Toolkit to Exercise When You Don’t Love to Exercise
Stop trying to exercise. “Stop trying” may sound like strange advice. If exercise feels like an impossible, torturous task, the best approach might be to take it off the table completely.
The more you push against your own resistance, the more that resistance is likely to grow. Conversely, if you stop telling yourself you “should” exercise, you might discover you’re more likely to do it.
Aim for “movement” rather than “exercise.” People often assume they have to go straight into training for a marathon or lifting heavy weights, but in order to get the benefit of movement, you don’t have to train. You can just move.

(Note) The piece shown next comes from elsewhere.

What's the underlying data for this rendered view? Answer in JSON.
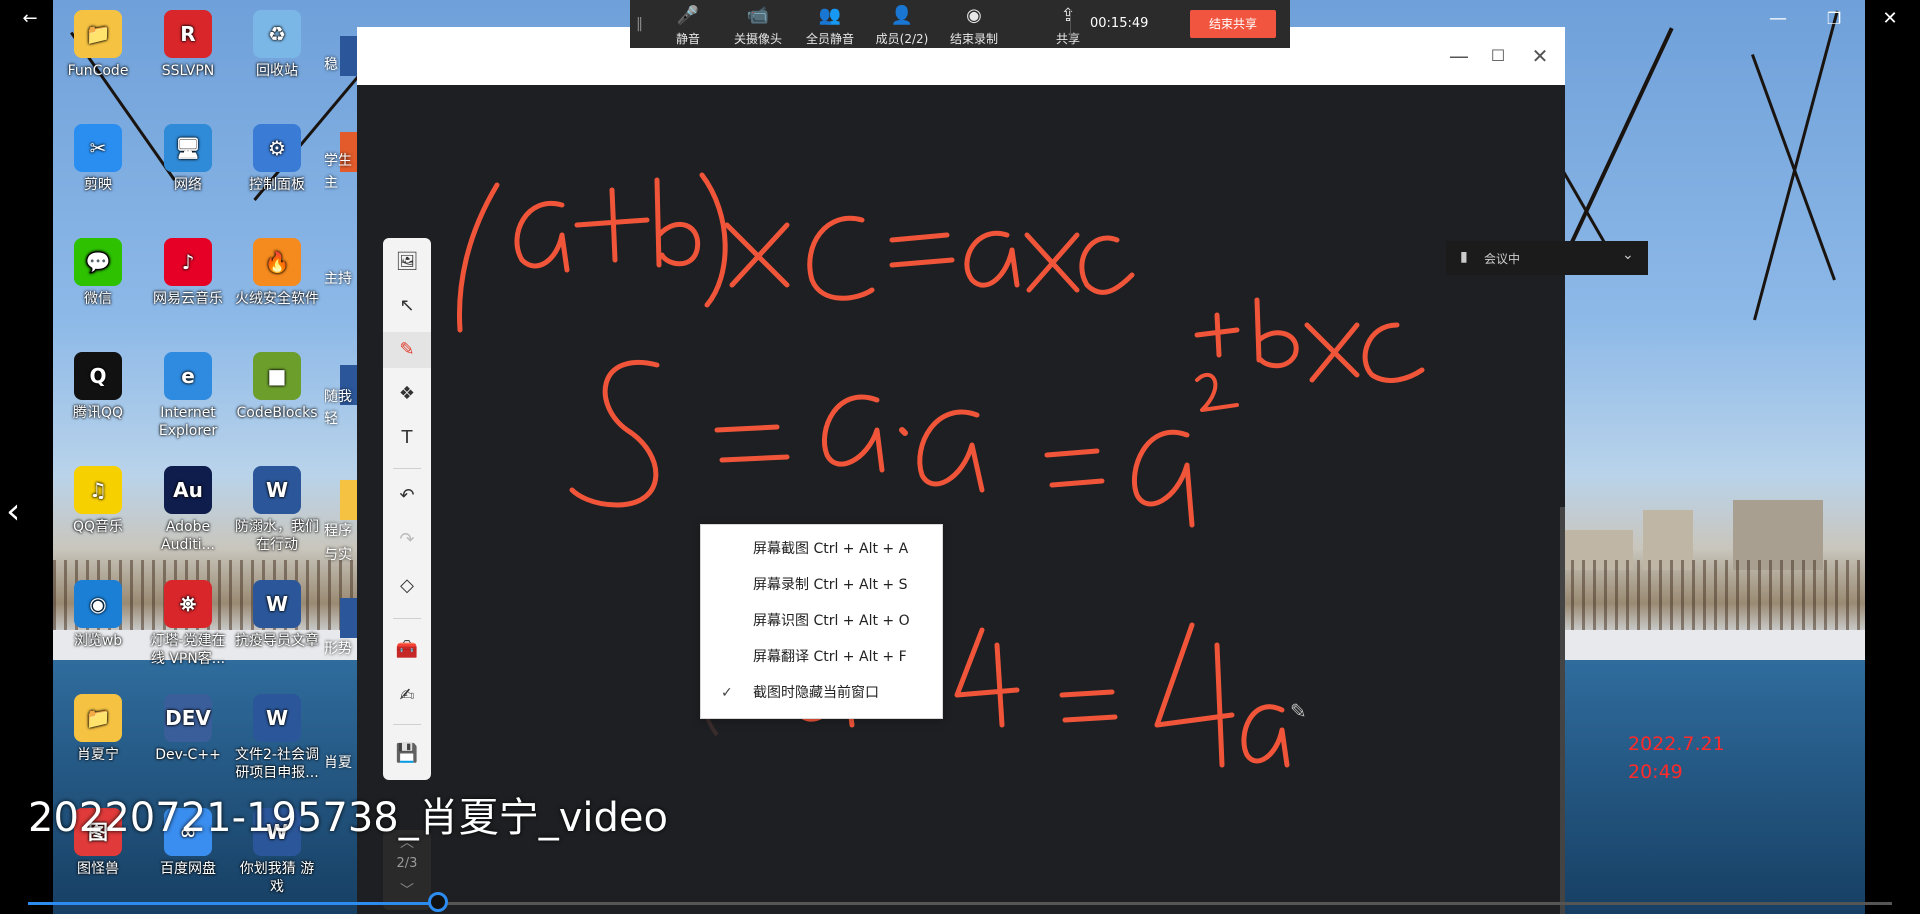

And if you’re wondering how you’ll find big blocks of time to exercise—or even move? You don’t necessarily need to schedule time to exercise. Your movement could just be a pile of mini actions that add up over the day.
Those “mini actions” could be anything: walking to the office coffee machine; parking the car at a distance or gardening; goofing around with your kids.
Embrace the “everything counts” philosophy.
Get this: Just thinking that your daily activities “count” towards your fitness goals can make a difference.
One study found that if we believe our daily activities (like housework) count as exercise, the physiological benefit of those activities is enhanced.
84 female room attendants working in seven different hotels were measured on physiological health variables affected by exercise. Those in the informed condition were told that the work they do (cleaning hotel rooms) is a good exercise and satisfies the Surgeon General’s recommendations for an active lifestyle. Examples of how their work was exercise were provided. Subjects in the control group were not given this information. Although actual behavior did not change, 4 weeks after the intervention, the informed group perceived themselves to be getting significantly more exercise than before. As a result, compared with the control group, they showed a decrease in weight, blood pressure, body fat, waist-to-hip ratio, and body mass index. These results support the hypothesis that exercise affects health in part or in whole via the placebo effect.
Do Less. To reap the benefits of movement, you might need less than you think.
According to the WHO, Physical Activity Guidelines, adults should aim to get 150 to 300 minutes of moderate-intensity physical activity a week (or 22 to 43 minutes a day). Time-crunched folks can also meet the guidelines by doing 75 minutes of vigorous-intensity exercise per week. But exercise isn’t all-or-nothing: Everything counts.
Try stuff. If you do want to move more—and ideally, find something you like, there’s no getting around it: You’ll have to give some things a try.
That may mean doing some stuff you might not like. Fortunately, there are ways to make the experimentation process more fun. Apply the 10 minute rule. Give yourself permission to try just 10 minutes of something. If you don’t like it, you can stop. This low-pressure approach makes it easier to try new things: Get in the pool with your kids for just 10 minutes and see how it goes. Try 10 minutes of an online Zumba class or a yoga video on YouTube.
Adjust your expectations. Fitness culture has exploded. This can be a good thing when it encourages people to get active and try new things, but it can also be very harmful.
Instagram influencers show that you have to go full BEAST MODE. Plus, your efforts should somehow result in six-pack abs irrespective of your age, gender, and lifestyle. FACEPALM. Let’s take the expectations down a notch. Truth is, movement doesn’t require anything fancy, or have to yield some magical transformation overnight. By adjusting your expectations around exercise, you can make the whole thing less of an ordeal… maybe even more fun.
Try to be kind and encouraging, and give yourself a gold star for your efforts, no matter how small. Maybe even write a friendly note for yourself. Sounds cheesy, but it works.
September 18, 2022